WHAT THE EXERCISE ASKS
Each entry should be set down again verbatim, with the images omitted.

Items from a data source
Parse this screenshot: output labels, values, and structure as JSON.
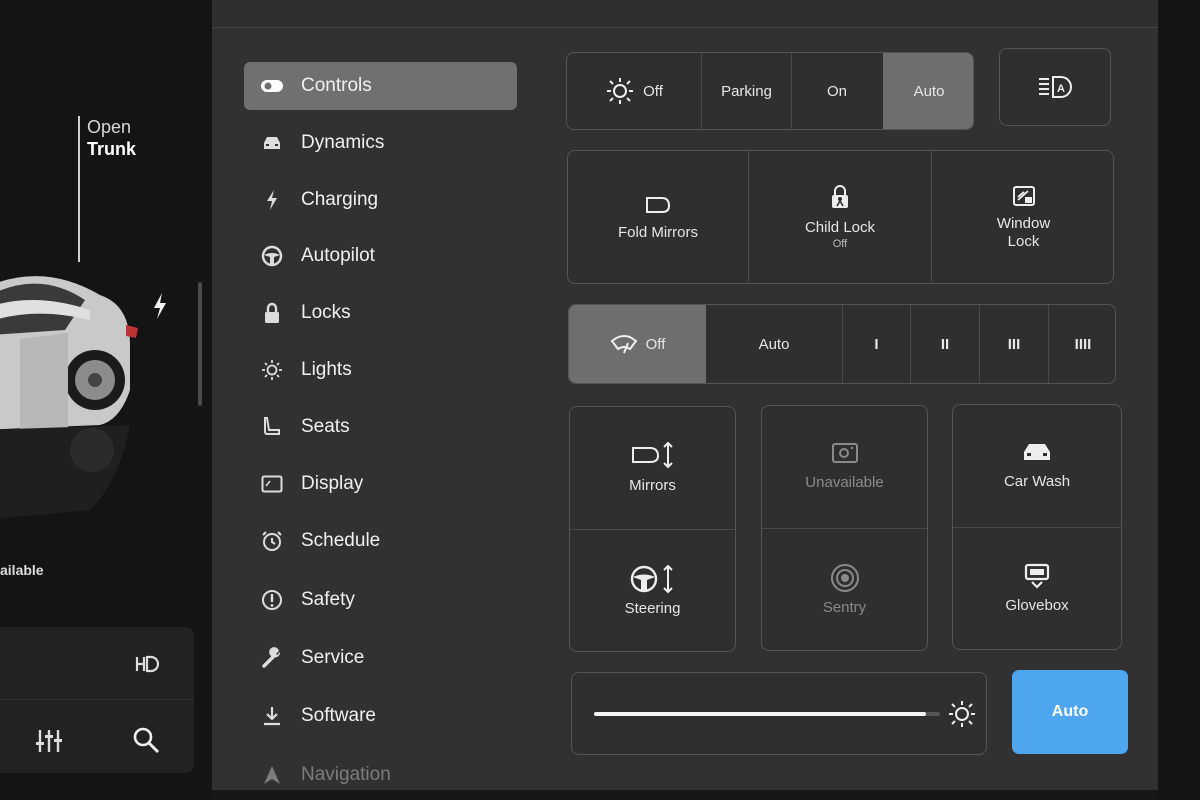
{
  "car_panel": {
    "trunk_line1": "Open",
    "trunk_line2": "Trunk",
    "unavailable_fragment": "ailable"
  },
  "nav": {
    "items": [
      {
        "label": "Controls",
        "icon": "toggle-icon"
      },
      {
        "label": "Dynamics",
        "icon": "car-icon"
      },
      {
        "label": "Charging",
        "icon": "lightning-icon"
      },
      {
        "label": "Autopilot",
        "icon": "steering-wheel-icon"
      },
      {
        "label": "Locks",
        "icon": "lock-icon"
      },
      {
        "label": "Lights",
        "icon": "sun-icon"
      },
      {
        "label": "Seats",
        "icon": "seat-icon"
      },
      {
        "label": "Display",
        "icon": "display-icon"
      },
      {
        "label": "Schedule",
        "icon": "alarm-clock-icon"
      },
      {
        "label": "Safety",
        "icon": "alert-circle-icon"
      },
      {
        "label": "Service",
        "icon": "wrench-icon"
      },
      {
        "label": "Software",
        "icon": "download-icon"
      },
      {
        "label": "Navigation",
        "icon": "navigation-arrow-icon"
      }
    ]
  },
  "headlights": {
    "options": [
      "Off",
      "Parking",
      "On",
      "Auto"
    ],
    "selected": "Auto"
  },
  "quick_buttons": {
    "fold_mirrors": "Fold Mirrors",
    "child_lock": "Child Lock",
    "child_lock_state": "Off",
    "window_lock_1": "Window",
    "window_lock_2": "Lock"
  },
  "wipers": {
    "options": [
      "Off",
      "Auto",
      "I",
      "II",
      "III",
      "IIII"
    ],
    "selected": "Off"
  },
  "grid": {
    "mirrors": "Mirrors",
    "unavailable": "Unavailable",
    "car_wash": "Car Wash",
    "steering": "Steering",
    "sentry": "Sentry",
    "glovebox": "Glovebox"
  },
  "brightness": {
    "level": 0.96,
    "auto_label": "Auto",
    "accent": "#4ea6ee"
  }
}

EXPECTED ANSWER
Parse this screenshot: output labels, values, and structure as JSON.
{
  "car_panel": {
    "trunk_line1": "Open",
    "trunk_line2": "Trunk",
    "unavailable_fragment": "ailable"
  },
  "nav": {
    "items": [
      {
        "label": "Controls",
        "icon": "toggle-icon"
      },
      {
        "label": "Dynamics",
        "icon": "car-icon"
      },
      {
        "label": "Charging",
        "icon": "lightning-icon"
      },
      {
        "label": "Autopilot",
        "icon": "steering-wheel-icon"
      },
      {
        "label": "Locks",
        "icon": "lock-icon"
      },
      {
        "label": "Lights",
        "icon": "sun-icon"
      },
      {
        "label": "Seats",
        "icon": "seat-icon"
      },
      {
        "label": "Display",
        "icon": "display-icon"
      },
      {
        "label": "Schedule",
        "icon": "alarm-clock-icon"
      },
      {
        "label": "Safety",
        "icon": "alert-circle-icon"
      },
      {
        "label": "Service",
        "icon": "wrench-icon"
      },
      {
        "label": "Software",
        "icon": "download-icon"
      },
      {
        "label": "Navigation",
        "icon": "navigation-arrow-icon"
      }
    ]
  },
  "headlights": {
    "options": [
      "Off",
      "Parking",
      "On",
      "Auto"
    ],
    "selected": "Auto"
  },
  "quick_buttons": {
    "fold_mirrors": "Fold Mirrors",
    "child_lock": "Child Lock",
    "child_lock_state": "Off",
    "window_lock_1": "Window",
    "window_lock_2": "Lock"
  },
  "wipers": {
    "options": [
      "Off",
      "Auto",
      "I",
      "II",
      "III",
      "IIII"
    ],
    "selected": "Off"
  },
  "grid": {
    "mirrors": "Mirrors",
    "unavailable": "Unavailable",
    "car_wash": "Car Wash",
    "steering": "Steering",
    "sentry": "Sentry",
    "glovebox": "Glovebox"
  },
  "brightness": {
    "level": 0.96,
    "auto_label": "Auto",
    "accent": "#4ea6ee"
  }
}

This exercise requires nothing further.